4. Gattis WA, Hasselblad V, Whellan DJ, O'Connor CM. Reduction in
heart failure events by the addition of a clinical pharmacist to the heart
failure management team: results of the Pharmacist in Heart Failure
Assessment Recommendation and Monitoring (PHARM) Study. Arch Intern Med
1999;159;160:1939-45.

5. Tsuyuki RT, Johnson JA, Teo KK, Simpson SH, Ackman ML, Biggs RS et
al. A randomized trial of the effect of community pharmacist intervention
on cholesterol risk management: the Study of Cardiovascular Risk
Intervention by Pharmacists (SCRIP). Arch Intern Med 2002;162:1149-55.

6. Lee JK, Grace KA, Taylor AJ. Effect of a pharmacy care program on
medication adherence and persistence, blood pressure, and low-density
lipoprotein cholesterol: a randomized controlled trial. JAMA 2006;296:2563
-71.

7. Anderson MA, Levsen J, Dusio ME, Bryant PJ, Brown SM, Burr CM, et
al. Evidenced-based factors in readmission of patients with heart failure.
J Nurs Care Qual 2006;21:160-7.

Appendix. Some characteristics of study with contradictory results
concerning to pharmacists-led intervention

Study with “negative” results

Study: HeartMed trial (1)

• Intervention focused to process (P): Two home visits consisting of:
Patient education (P), encourage completion of sign and symptom,
monitoring diary cards (P), remove discontinued drugs (P), and fed-Back
recommendations to the GP and local pharmacist (P)

• Results/Conclusions: Community pharmacist intervention did not lead
to reductions in hospital admissions nor in mortality and no statistically
significant difference in quality of life

Study: HOMER trial (2)

• Intervention focused to process (P): Two home visits consisting of:
Patient education (P), remove out of date drugs (P), inform local
pharmacist if a compliance aid is needed (P), and inform GP of drug
reactions or interactions (P)

• Results/Conclusions: Significantly higher rate of hospital
admissions, and not significantly improve quality of life or reduce deaths

Study: MEDMAN trial (3)

• Intervention focused to process (P): One or more consultations
(according to pharmacist determined patient need) consisting of:
Assessments of therapy, medication compliance, lifestyle (P) and fed-Back
recommendations to the GP (P)

• Results/Conclusions: No statistically significant differences in
lifestyle factors nor in the global score for appropriateness of
treatment, few differences in quality of life, the total National Health
Service cost increased, significant improvements in satisfaction score,
and no differences in self reported compliance

Study characteristics with “positive” results

Study: The PHARM trial (4)
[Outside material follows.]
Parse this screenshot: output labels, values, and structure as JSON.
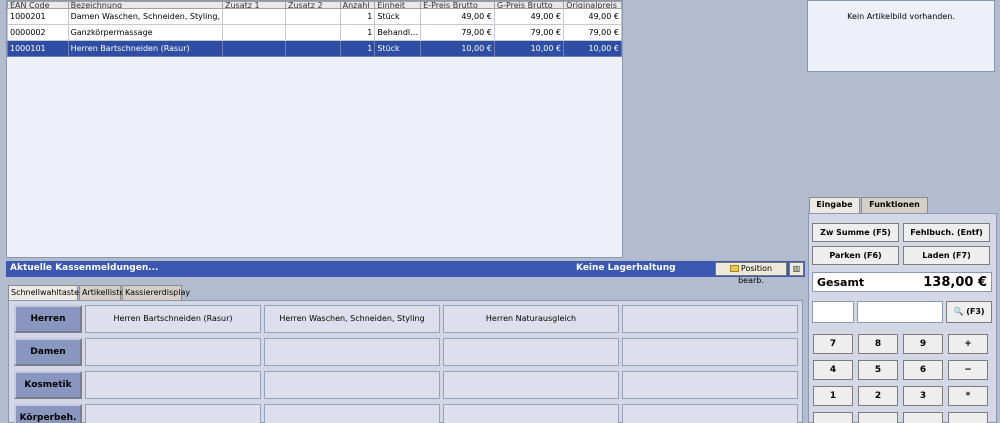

• Intervention focused to process (P) and results of the
pharmacotherapy (R): Clinical Pharmacist evaluation that included :
Medication evaluation (P), therapeutic recommendations to the physician
(P), patient education (P), and telephone follow-up at week 2, 12 and 24
to identify drug-related problems, and the occurrence of clinical events
(R)

• Results/Conclusions: Outcomes in Heart Failure can be improved with
a clinical pharmacist as a member of the multidisciplinary heart failure
team

Study: SCRIP trial (5)

• Intervention focused to process (P) and results of the
pharmacotherapy (R): Regular follow up, consisting of: Interview by the
pharmacist (P), point of care cholesterol measurement (R), patient
education (P), and referral to the doctor according to cholesterol
measurement (R)

• Results/Conclusions: Community pharmacist intervention improved
cholesterol management for patients at high risk for cardiovascular
disease

Study: FAME trial (6)

• Intervention focused to process (P) and results of the
pharmacotherapy (R): Regular follow up, consisting of: Interview by the
pharmacist (P), measurement of adherence (P) BP (R) and LDL-C (R),
individualized patient education (P), medication dispensed using adherence
aid (P), regular follow up with clinical pharmacist every 2 months (R)

• Results/Conclusions: A pharmacy care program lets to increases in
medication adherence and persistence, reduction in BP, and discontinuation
of the program decrease medication adherence and persistence

Competing interests:
None declared

Competing interests: No competing interests

13 June 2007
Pedro Amariles
Prof. Pharmacology and Clinical Pharmacy
Loreto Saez-Benito, Maria Jose Faus
University of Antioquia, Medellin-Colombia AA 1226